### Problem statement:
Return each line of the records holding the string "this".
□ □ □ □ □ □ □
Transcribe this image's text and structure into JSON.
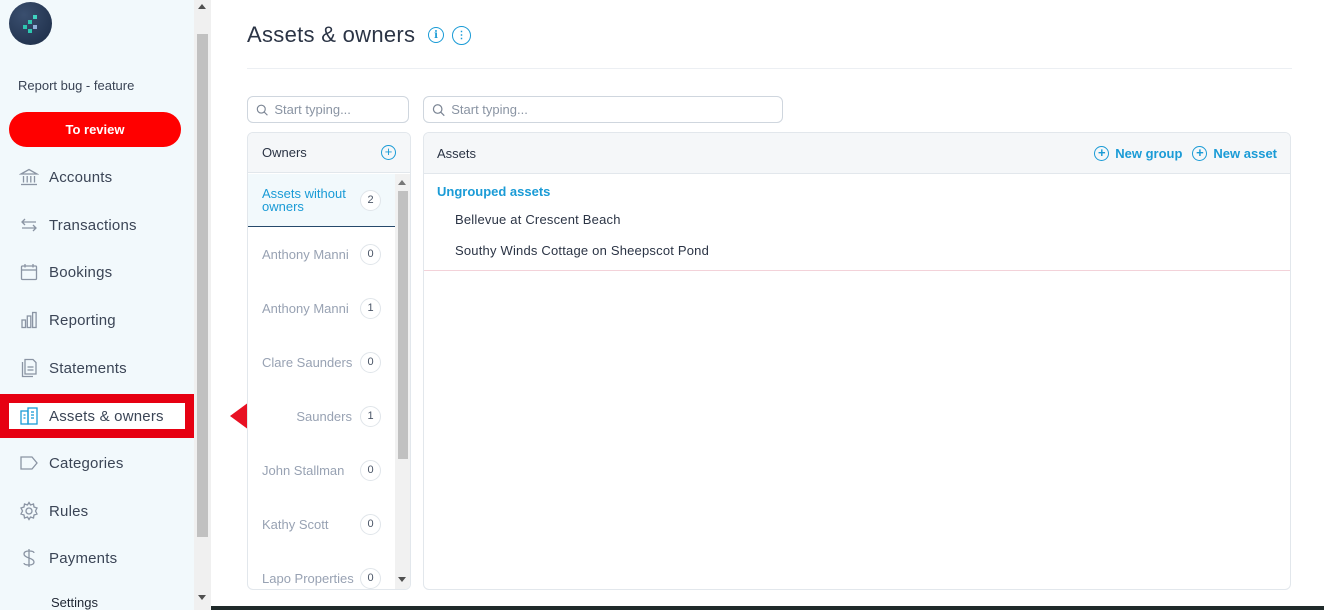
{
  "sidebar": {
    "report_link": "Report bug - feature",
    "review_button": "To review",
    "items": [
      {
        "label": "Accounts",
        "icon": "bank-icon"
      },
      {
        "label": "Transactions",
        "icon": "swap-arrows-icon"
      },
      {
        "label": "Bookings",
        "icon": "calendar-icon"
      },
      {
        "label": "Reporting",
        "icon": "bar-chart-icon"
      },
      {
        "label": "Statements",
        "icon": "document-icon"
      },
      {
        "label": "Assets & owners",
        "icon": "buildings-icon",
        "active": true
      },
      {
        "label": "Categories",
        "icon": "tag-icon"
      },
      {
        "label": "Rules",
        "icon": "gear-icon"
      },
      {
        "label": "Payments",
        "icon": "dollar-icon"
      }
    ],
    "settings_label": "Settings"
  },
  "page": {
    "title": "Assets & owners"
  },
  "search": {
    "owners_placeholder": "Start typing...",
    "assets_placeholder": "Start typing..."
  },
  "owners": {
    "header": "Owners",
    "list": [
      {
        "name": "Assets without owners",
        "count": "2",
        "selected": true
      },
      {
        "name": "Anthony Manni",
        "count": "0"
      },
      {
        "name": "Anthony Manni",
        "count": "1"
      },
      {
        "name": "Clare Saunders",
        "count": "0"
      },
      {
        "name": "Saunders",
        "count": "1"
      },
      {
        "name": "John Stallman",
        "count": "0"
      },
      {
        "name": "Kathy Scott",
        "count": "0"
      },
      {
        "name": "Lapo Properties",
        "count": "0"
      }
    ]
  },
  "assets": {
    "header": "Assets",
    "new_group": "New group",
    "new_asset": "New asset",
    "group_title": "Ungrouped assets",
    "items": [
      "Bellevue at Crescent Beach",
      "Southy Winds Cottage on Sheepscot Pond"
    ]
  },
  "colors": {
    "accent": "#1a9bd6",
    "review_button": "#ff0000",
    "active_highlight": "#e60012",
    "sidebar_bg": "#f2f9fc"
  }
}
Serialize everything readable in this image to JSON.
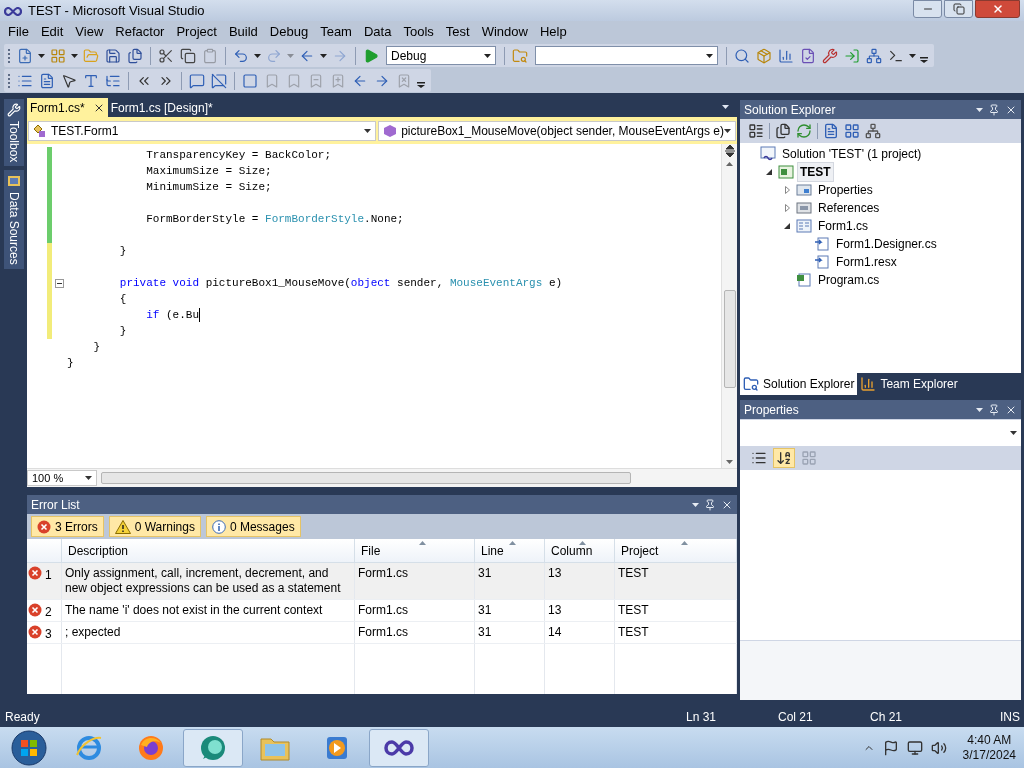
{
  "window": {
    "title": "TEST - Microsoft Visual Studio"
  },
  "menu": [
    "File",
    "Edit",
    "View",
    "Refactor",
    "Project",
    "Build",
    "Debug",
    "Team",
    "Data",
    "Tools",
    "Test",
    "Window",
    "Help"
  ],
  "toolbars": [
    [
      {
        "kind": "new-project",
        "disabled": false
      },
      {
        "kind": "caret",
        "disabled": false
      },
      {
        "kind": "add-item",
        "disabled": false
      },
      {
        "kind": "caret",
        "disabled": false
      },
      {
        "kind": "open",
        "disabled": false
      },
      {
        "kind": "save",
        "disabled": false
      },
      {
        "kind": "save-all",
        "disabled": false
      },
      {
        "kind": "separator"
      },
      {
        "kind": "cut",
        "disabled": false
      },
      {
        "kind": "copy",
        "disabled": false
      },
      {
        "kind": "paste",
        "disabled": true
      },
      {
        "kind": "separator"
      },
      {
        "kind": "undo",
        "disabled": false
      },
      {
        "kind": "caret",
        "disabled": false
      },
      {
        "kind": "redo",
        "disabled": true
      },
      {
        "kind": "caret",
        "disabled": true
      },
      {
        "kind": "back",
        "disabled": false
      },
      {
        "kind": "caret",
        "disabled": false
      },
      {
        "kind": "forward",
        "disabled": true
      },
      {
        "kind": "separator"
      },
      {
        "kind": "start",
        "disabled": false
      },
      {
        "kind": "combo",
        "value": "Debug",
        "disabled": false
      },
      {
        "kind": "separator"
      },
      {
        "kind": "find-in-files",
        "disabled": false
      },
      {
        "kind": "combo",
        "disabled": false
      },
      {
        "kind": "separator"
      },
      {
        "kind": "find",
        "disabled": false
      },
      {
        "kind": "object-browser",
        "disabled": false
      },
      {
        "kind": "chart",
        "disabled": false
      },
      {
        "kind": "checklist",
        "disabled": false
      },
      {
        "kind": "wrench",
        "disabled": false
      },
      {
        "kind": "import",
        "disabled": false
      },
      {
        "kind": "network",
        "disabled": false
      },
      {
        "kind": "terminal",
        "disabled": false
      },
      {
        "kind": "caret",
        "disabled": false
      },
      {
        "kind": "overflow",
        "disabled": false
      }
    ],
    [
      {
        "kind": "list-members",
        "disabled": false
      },
      {
        "kind": "parameter-info",
        "disabled": false
      },
      {
        "kind": "quick-info",
        "disabled": false
      },
      {
        "kind": "word-complete",
        "disabled": false
      },
      {
        "kind": "outline",
        "disabled": false
      },
      {
        "kind": "separator"
      },
      {
        "kind": "outdent",
        "disabled": false
      },
      {
        "kind": "indent",
        "disabled": false
      },
      {
        "kind": "separator"
      },
      {
        "kind": "comment",
        "disabled": false
      },
      {
        "kind": "uncomment",
        "disabled": false
      },
      {
        "kind": "separator"
      },
      {
        "kind": "bookmark",
        "disabled": false
      },
      {
        "kind": "prev-bookmark",
        "disabled": true
      },
      {
        "kind": "next-bookmark",
        "disabled": true
      },
      {
        "kind": "prev-folder",
        "disabled": true
      },
      {
        "kind": "next-folder",
        "disabled": true
      },
      {
        "kind": "prev-doc",
        "disabled": false
      },
      {
        "kind": "next-doc",
        "disabled": false
      },
      {
        "kind": "clear",
        "disabled": true
      },
      {
        "kind": "overflow",
        "disabled": false
      }
    ]
  ],
  "side_tabs": [
    {
      "kind": "toolbox",
      "label": "Toolbox"
    },
    {
      "kind": "data",
      "label": "Data Sources"
    }
  ],
  "editor": {
    "tabs": [
      {
        "label": "Form1.cs*",
        "selected": true
      },
      {
        "label": "Form1.cs [Design]*",
        "selected": false
      }
    ],
    "class_dropdown": "TEST.Form1",
    "member_dropdown": "pictureBox1_MouseMove(object sender, MouseEventArgs e)",
    "lines": [
      {
        "color": "#6ccd6c",
        "fold": false,
        "cursor": false,
        "segments": [
          {
            "kind": "plain",
            "text": "            TransparencyKey = BackColor;"
          }
        ]
      },
      {
        "color": "#6ccd6c",
        "fold": false,
        "cursor": false,
        "segments": [
          {
            "kind": "plain",
            "text": "            MaximumSize = Size;"
          }
        ]
      },
      {
        "color": "#6ccd6c",
        "fold": false,
        "cursor": false,
        "segments": [
          {
            "kind": "plain",
            "text": "            MinimumSize = Size;"
          }
        ]
      },
      {
        "color": "#6ccd6c",
        "fold": false,
        "cursor": false
      },
      {
        "color": "#6ccd6c",
        "fold": false,
        "cursor": false,
        "segments": [
          {
            "kind": "plain",
            "text": "            FormBorderStyle = "
          },
          {
            "kind": "type",
            "text": "FormBorderStyle"
          },
          {
            "kind": "plain",
            "text": ".None;"
          }
        ]
      },
      {
        "color": "#6ccd6c",
        "fold": false,
        "cursor": false
      },
      {
        "color": "#f2ec7a",
        "fold": false,
        "cursor": false,
        "segments": [
          {
            "kind": "plain",
            "text": "        }"
          }
        ]
      },
      {
        "color": "#f2ec7a",
        "fold": false,
        "cursor": false
      },
      {
        "color": "#f2ec7a",
        "fold": true,
        "cursor": false,
        "segments": [
          {
            "kind": "keyword",
            "text": "        private void"
          },
          {
            "kind": "plain",
            "text": " pictureBox1_MouseMove("
          },
          {
            "kind": "keyword",
            "text": "object"
          },
          {
            "kind": "plain",
            "text": " sender, "
          },
          {
            "kind": "type",
            "text": "MouseEventArgs"
          },
          {
            "kind": "plain",
            "text": " e)"
          }
        ]
      },
      {
        "color": "#f2ec7a",
        "fold": false,
        "cursor": false,
        "segments": [
          {
            "kind": "plain",
            "text": "        {"
          }
        ]
      },
      {
        "color": "#f2ec7a",
        "fold": false,
        "cursor": true,
        "segments": [
          {
            "kind": "keyword",
            "text": "            if"
          },
          {
            "kind": "plain",
            "text": " (e.Bu"
          }
        ]
      },
      {
        "color": "#f2ec7a",
        "fold": false,
        "cursor": false,
        "segments": [
          {
            "kind": "plain",
            "text": "        }"
          }
        ]
      },
      {
        "fold": false,
        "cursor": false,
        "segments": [
          {
            "kind": "plain",
            "text": "    }"
          }
        ]
      },
      {
        "fold": false,
        "cursor": false,
        "segments": [
          {
            "kind": "plain",
            "text": "}"
          }
        ]
      }
    ],
    "zoom": "100 %"
  },
  "error_list": {
    "title": "Error List",
    "filters": [
      {
        "kind": "error",
        "label": "3 Errors",
        "selected": true
      },
      {
        "kind": "warning",
        "label": "0 Warnings",
        "selected": true
      },
      {
        "kind": "message",
        "label": "0 Messages",
        "selected": true
      }
    ],
    "columns": [
      "Description",
      "File",
      "Line",
      "Column",
      "Project"
    ],
    "rows": [
      {
        "number": "1",
        "description": "Only assignment, call, increment, decrement, and new object expressions can be used as a statement",
        "file": "Form1.cs",
        "line": "31",
        "column": "13",
        "project": "TEST",
        "selected": true
      },
      {
        "number": "2",
        "description": "The name 'i' does not exist in the current context",
        "file": "Form1.cs",
        "line": "31",
        "column": "13",
        "project": "TEST",
        "selected": false
      },
      {
        "number": "3",
        "description": "; expected",
        "file": "Form1.cs",
        "line": "31",
        "column": "14",
        "project": "TEST",
        "selected": false
      }
    ]
  },
  "solution_explorer": {
    "title": "Solution Explorer",
    "tree": [
      {
        "label": "Solution 'TEST' (1 project)",
        "kind": "solution",
        "selected": false,
        "children": [
          {
            "label": "TEST",
            "kind": "project",
            "selected": true,
            "expanded": true,
            "children": [
              {
                "label": "Properties",
                "kind": "properties",
                "selected": false,
                "expanded": false
              },
              {
                "label": "References",
                "kind": "references",
                "selected": false,
                "expanded": false
              },
              {
                "label": "Form1.cs",
                "kind": "form",
                "selected": false,
                "expanded": true,
                "children": [
                  {
                    "label": "Form1.Designer.cs",
                    "kind": "dependent",
                    "selected": false
                  },
                  {
                    "label": "Form1.resx",
                    "kind": "dependent",
                    "selected": false
                  }
                ]
              },
              {
                "label": "Program.cs",
                "kind": "csfile",
                "selected": false
              }
            ]
          }
        ]
      }
    ],
    "tabs": [
      {
        "label": "Solution Explorer",
        "selected": true
      },
      {
        "label": "Team Explorer",
        "selected": false
      }
    ]
  },
  "properties": {
    "title": "Properties",
    "view_buttons": [
      {
        "kind": "categorized",
        "selected": false
      },
      {
        "kind": "alphabetical",
        "selected": true
      },
      {
        "kind": "pages",
        "selected": false
      }
    ]
  },
  "status_bar": {
    "message": "Ready",
    "line": "Ln 31",
    "column": "Col 21",
    "char": "Ch 21",
    "mode": "INS"
  },
  "taskbar": {
    "apps": [
      {
        "kind": "browser",
        "selected": false
      },
      {
        "kind": "firefox",
        "selected": false
      },
      {
        "kind": "chat",
        "selected": true
      },
      {
        "kind": "folder",
        "selected": false
      },
      {
        "kind": "media",
        "selected": false
      },
      {
        "kind": "studio",
        "selected": true
      }
    ],
    "time": "4:40 AM",
    "date": "3/17/2024"
  }
}
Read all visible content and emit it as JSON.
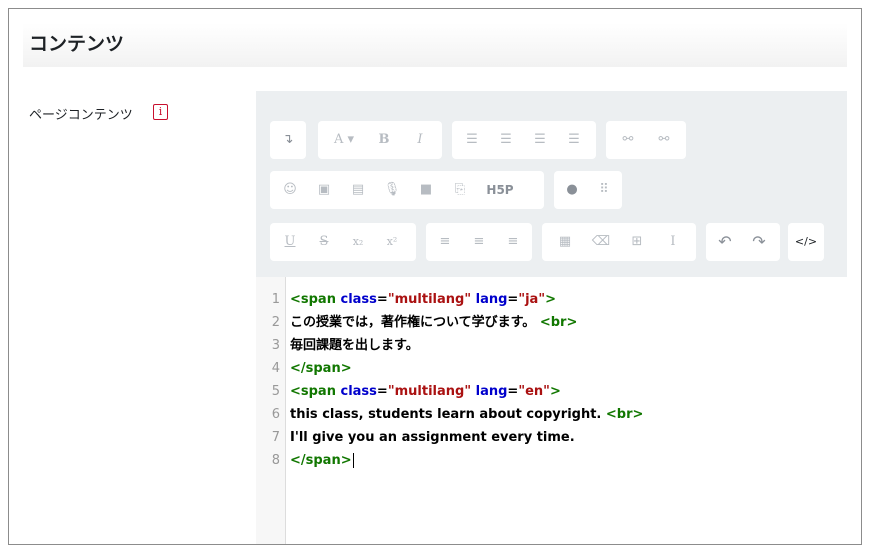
{
  "section": {
    "title": "コンテンツ"
  },
  "field": {
    "label": "ページコンテンツ",
    "help_icon": "i"
  },
  "toolbar": {
    "row1": {
      "para": "↴",
      "font_color": "A ▾",
      "bold": "B",
      "italic": "I",
      "ul": "☰",
      "ol": "☰",
      "outdent": "☰",
      "indent": "☰",
      "link": "⚯",
      "unlink": "⚯"
    },
    "row2": {
      "emoji": "☺",
      "image": "▣",
      "media": "▤",
      "record_audio": "🎙",
      "record_video": "■",
      "manage_files": "⎘",
      "h5p": "H5P",
      "accessibility": "●",
      "braille": "⠿"
    },
    "row3": {
      "underline": "U",
      "strike": "S",
      "subscript": "x₂",
      "superscript": "x²",
      "align_left": "≡",
      "align_center": "≡",
      "align_right": "≡",
      "equation": "▦",
      "clear": "⌫",
      "table": "⊞",
      "cursor_text": "I",
      "undo": "↶",
      "redo": "↷",
      "html": "</>"
    }
  },
  "code": {
    "lines": [
      {
        "n": "1",
        "t1": "<span ",
        "a1": "class",
        "eq1": "=",
        "s1": "\"multilang\"",
        "a2": " lang",
        "eq2": "=",
        "s2": "\"ja\"",
        "t2": ">"
      },
      {
        "n": "2",
        "text": "この授業では，著作権について学びます。",
        "tag": "<br>"
      },
      {
        "n": "3",
        "text": "毎回課題を出します。"
      },
      {
        "n": "4",
        "tag": "</span>"
      },
      {
        "n": "5",
        "t1": "<span ",
        "a1": "class",
        "eq1": "=",
        "s1": "\"multilang\"",
        "a2": " lang",
        "eq2": "=",
        "s2": "\"en\"",
        "t2": ">"
      },
      {
        "n": "6",
        "text": "this class, students learn about copyright. ",
        "tag": "<br>"
      },
      {
        "n": "7",
        "text": "I'll give you an assignment every time."
      },
      {
        "n": "8",
        "tag": "</span>"
      }
    ]
  }
}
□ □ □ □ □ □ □
### Response area:
Transcribe this image's text and structure into JSON.
Serialize everything readable in this image to JSON.
        "text": "this class, students learn about copyright. ",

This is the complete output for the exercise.